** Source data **
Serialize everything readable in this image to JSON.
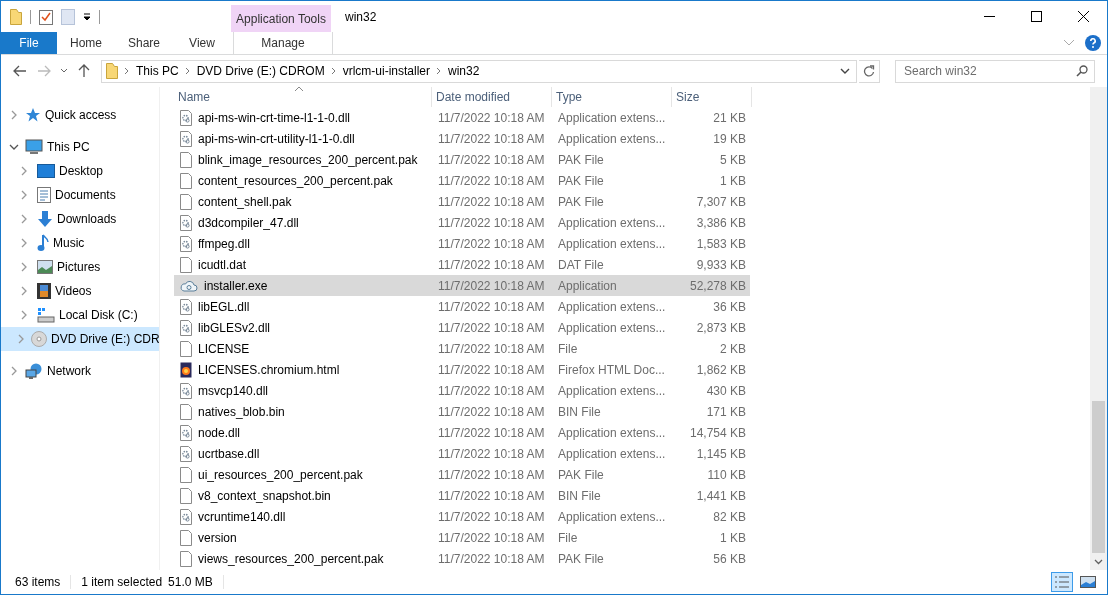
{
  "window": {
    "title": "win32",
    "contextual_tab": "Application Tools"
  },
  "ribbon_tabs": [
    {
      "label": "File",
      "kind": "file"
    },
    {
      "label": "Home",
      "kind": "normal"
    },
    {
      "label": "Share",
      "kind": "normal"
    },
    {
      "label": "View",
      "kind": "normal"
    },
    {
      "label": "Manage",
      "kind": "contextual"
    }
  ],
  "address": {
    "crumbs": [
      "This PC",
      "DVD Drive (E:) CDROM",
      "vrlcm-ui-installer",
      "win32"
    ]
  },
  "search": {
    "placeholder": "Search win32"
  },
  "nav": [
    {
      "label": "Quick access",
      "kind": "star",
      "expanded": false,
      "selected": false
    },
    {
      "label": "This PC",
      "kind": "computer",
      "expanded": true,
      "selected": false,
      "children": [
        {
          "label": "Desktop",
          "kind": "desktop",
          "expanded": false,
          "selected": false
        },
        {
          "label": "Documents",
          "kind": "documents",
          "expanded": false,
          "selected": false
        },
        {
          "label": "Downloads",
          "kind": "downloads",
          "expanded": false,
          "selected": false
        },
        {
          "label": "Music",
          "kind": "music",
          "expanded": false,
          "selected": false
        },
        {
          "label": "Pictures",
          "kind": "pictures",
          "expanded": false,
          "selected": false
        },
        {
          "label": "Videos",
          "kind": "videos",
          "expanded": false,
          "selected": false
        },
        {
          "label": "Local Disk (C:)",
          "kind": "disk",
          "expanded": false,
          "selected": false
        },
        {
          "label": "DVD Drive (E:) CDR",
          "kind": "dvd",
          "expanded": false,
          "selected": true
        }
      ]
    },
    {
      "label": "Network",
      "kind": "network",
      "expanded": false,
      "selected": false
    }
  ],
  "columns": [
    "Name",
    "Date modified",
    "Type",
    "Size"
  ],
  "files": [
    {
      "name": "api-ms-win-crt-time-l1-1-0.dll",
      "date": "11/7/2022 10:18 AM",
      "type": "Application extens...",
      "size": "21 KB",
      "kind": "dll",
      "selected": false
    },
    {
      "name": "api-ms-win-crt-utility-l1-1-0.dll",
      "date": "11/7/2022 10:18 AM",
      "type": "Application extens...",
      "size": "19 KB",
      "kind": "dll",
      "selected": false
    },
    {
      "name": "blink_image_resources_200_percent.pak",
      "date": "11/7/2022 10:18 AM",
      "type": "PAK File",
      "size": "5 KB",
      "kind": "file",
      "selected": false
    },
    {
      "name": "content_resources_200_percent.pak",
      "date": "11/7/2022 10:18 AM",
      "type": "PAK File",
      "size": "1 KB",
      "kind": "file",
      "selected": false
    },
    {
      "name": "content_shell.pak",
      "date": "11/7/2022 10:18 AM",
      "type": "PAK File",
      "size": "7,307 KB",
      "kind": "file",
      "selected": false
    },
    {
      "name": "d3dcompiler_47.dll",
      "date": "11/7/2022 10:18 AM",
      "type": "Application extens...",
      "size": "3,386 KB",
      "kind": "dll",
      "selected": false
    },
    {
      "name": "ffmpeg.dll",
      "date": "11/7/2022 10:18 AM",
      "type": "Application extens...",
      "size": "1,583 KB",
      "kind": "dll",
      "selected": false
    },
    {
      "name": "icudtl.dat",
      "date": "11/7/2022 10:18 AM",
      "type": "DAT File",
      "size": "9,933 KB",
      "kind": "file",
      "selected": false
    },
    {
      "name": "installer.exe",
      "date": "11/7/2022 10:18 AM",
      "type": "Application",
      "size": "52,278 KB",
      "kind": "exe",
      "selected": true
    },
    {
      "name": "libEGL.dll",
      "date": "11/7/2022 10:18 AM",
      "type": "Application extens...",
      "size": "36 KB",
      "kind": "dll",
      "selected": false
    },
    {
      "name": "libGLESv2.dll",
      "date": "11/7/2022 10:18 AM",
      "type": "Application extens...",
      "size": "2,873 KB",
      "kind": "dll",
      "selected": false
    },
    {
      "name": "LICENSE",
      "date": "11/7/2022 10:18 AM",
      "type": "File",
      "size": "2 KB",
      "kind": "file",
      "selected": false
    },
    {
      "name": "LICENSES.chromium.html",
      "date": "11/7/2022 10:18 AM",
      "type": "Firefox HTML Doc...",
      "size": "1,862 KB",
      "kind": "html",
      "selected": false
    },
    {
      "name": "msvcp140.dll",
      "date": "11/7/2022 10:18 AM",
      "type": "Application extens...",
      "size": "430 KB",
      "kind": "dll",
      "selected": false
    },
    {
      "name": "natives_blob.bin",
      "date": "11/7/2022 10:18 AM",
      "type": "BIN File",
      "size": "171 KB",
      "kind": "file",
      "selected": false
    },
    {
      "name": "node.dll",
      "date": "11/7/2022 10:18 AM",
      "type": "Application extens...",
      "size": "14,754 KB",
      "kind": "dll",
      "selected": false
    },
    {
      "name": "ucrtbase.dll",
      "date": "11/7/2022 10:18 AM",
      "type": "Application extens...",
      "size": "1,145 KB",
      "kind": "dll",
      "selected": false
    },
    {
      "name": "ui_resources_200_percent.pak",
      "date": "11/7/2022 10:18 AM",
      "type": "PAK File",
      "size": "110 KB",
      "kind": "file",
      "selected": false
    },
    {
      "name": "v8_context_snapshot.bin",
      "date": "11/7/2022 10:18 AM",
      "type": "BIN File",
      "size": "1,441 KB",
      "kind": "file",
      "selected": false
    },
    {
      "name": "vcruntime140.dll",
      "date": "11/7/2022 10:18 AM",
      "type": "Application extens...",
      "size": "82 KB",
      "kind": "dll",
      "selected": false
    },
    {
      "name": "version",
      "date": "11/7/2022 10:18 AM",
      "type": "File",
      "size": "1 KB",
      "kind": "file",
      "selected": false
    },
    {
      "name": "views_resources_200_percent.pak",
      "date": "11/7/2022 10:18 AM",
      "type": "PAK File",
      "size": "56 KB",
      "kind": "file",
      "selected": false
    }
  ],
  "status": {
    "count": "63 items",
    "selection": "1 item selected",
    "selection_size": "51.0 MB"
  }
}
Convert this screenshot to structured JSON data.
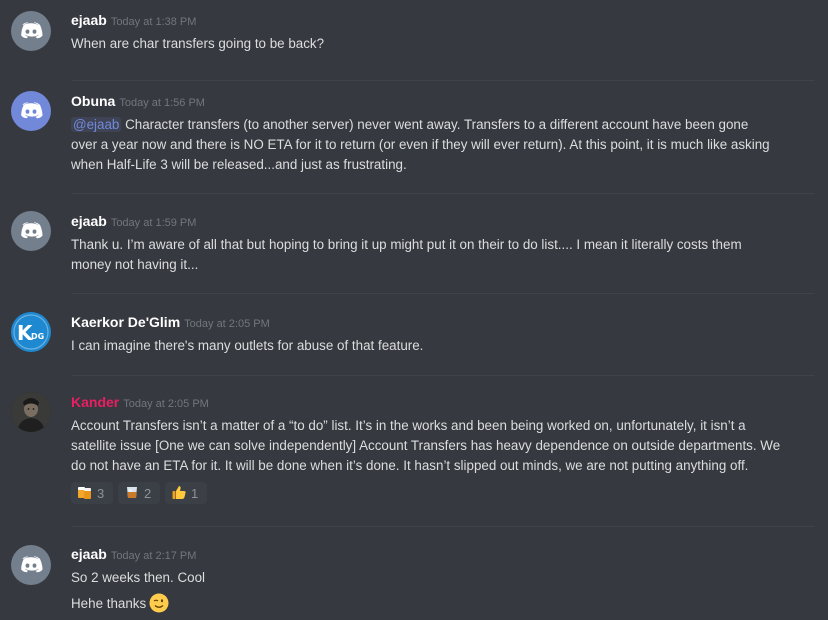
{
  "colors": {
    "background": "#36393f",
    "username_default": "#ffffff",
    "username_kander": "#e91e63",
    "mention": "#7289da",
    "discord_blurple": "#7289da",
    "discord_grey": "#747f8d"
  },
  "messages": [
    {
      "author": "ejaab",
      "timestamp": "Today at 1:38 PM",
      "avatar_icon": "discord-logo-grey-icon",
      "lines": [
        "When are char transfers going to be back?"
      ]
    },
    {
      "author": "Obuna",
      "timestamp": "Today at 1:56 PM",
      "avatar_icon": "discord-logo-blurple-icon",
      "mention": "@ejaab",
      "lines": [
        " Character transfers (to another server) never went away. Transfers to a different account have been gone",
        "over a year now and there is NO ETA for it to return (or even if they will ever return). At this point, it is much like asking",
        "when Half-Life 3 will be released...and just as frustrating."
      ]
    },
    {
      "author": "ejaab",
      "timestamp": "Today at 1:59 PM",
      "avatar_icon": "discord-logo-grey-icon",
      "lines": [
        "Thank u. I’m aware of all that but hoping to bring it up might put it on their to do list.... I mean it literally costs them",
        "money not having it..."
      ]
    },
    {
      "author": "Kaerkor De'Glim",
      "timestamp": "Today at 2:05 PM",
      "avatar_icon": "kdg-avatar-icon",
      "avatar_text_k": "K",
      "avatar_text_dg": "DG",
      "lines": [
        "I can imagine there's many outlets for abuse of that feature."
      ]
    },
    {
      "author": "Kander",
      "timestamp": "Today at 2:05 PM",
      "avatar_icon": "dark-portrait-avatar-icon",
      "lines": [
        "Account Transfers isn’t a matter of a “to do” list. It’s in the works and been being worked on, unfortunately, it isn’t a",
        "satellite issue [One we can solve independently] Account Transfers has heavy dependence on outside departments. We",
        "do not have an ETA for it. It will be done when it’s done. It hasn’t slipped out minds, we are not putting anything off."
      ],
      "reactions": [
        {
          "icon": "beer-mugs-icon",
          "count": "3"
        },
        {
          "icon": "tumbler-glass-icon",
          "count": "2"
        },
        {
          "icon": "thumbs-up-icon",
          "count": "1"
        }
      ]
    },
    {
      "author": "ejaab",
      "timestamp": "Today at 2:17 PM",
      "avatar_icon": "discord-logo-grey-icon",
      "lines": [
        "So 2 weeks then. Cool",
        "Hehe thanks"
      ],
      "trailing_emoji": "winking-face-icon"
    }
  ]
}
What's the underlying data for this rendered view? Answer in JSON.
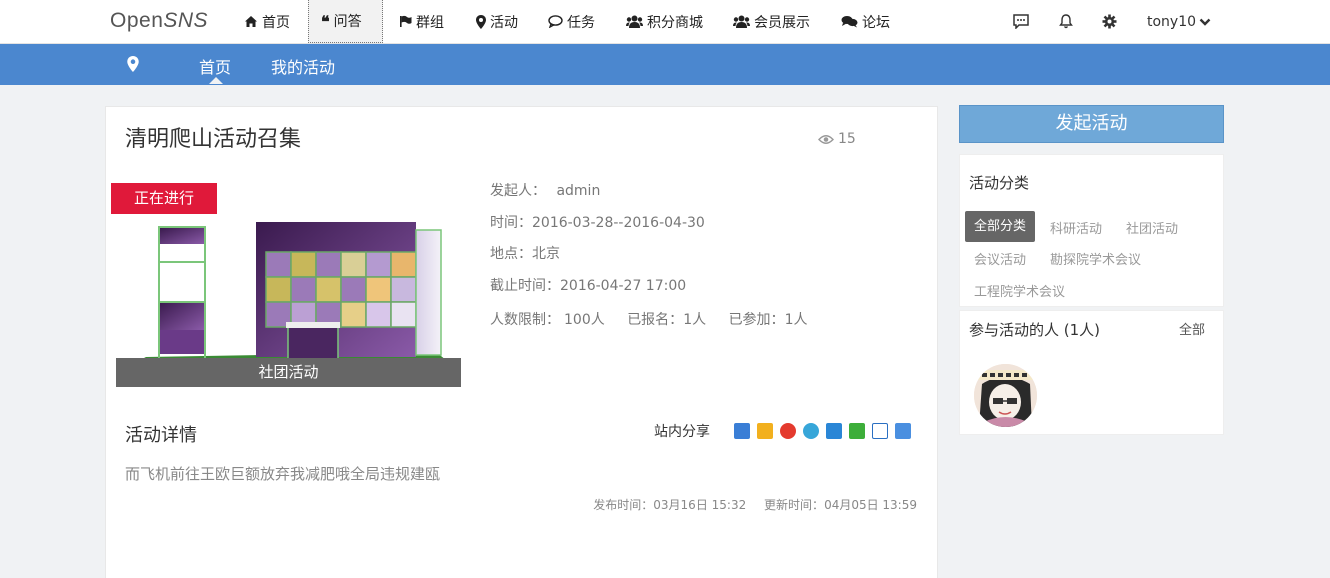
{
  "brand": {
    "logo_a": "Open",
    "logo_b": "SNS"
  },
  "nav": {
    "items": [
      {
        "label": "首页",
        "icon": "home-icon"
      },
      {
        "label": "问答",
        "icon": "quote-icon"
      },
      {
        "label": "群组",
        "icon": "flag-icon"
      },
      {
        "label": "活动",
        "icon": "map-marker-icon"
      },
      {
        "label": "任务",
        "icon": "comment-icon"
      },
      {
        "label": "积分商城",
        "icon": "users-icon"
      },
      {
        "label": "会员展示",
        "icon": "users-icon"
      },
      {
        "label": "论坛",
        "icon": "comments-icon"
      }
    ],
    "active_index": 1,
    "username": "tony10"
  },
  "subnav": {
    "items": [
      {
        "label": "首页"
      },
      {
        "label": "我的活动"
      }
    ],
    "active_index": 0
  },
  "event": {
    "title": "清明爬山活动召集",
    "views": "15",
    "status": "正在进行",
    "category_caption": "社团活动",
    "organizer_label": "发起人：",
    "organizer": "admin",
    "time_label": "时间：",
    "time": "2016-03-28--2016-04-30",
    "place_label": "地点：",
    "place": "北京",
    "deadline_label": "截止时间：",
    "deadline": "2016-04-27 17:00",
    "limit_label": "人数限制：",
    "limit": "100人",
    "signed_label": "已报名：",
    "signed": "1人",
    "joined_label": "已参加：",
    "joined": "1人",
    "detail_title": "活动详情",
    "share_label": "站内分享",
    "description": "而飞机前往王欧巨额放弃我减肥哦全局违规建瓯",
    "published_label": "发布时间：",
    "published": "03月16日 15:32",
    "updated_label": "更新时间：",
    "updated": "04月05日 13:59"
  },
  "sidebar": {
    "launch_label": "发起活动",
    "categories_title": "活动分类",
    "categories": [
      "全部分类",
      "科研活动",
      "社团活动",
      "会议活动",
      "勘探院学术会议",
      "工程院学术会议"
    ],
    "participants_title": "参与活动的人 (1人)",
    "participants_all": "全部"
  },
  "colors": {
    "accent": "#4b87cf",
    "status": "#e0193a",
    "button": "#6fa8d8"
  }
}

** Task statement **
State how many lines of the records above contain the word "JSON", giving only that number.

** Reply **
3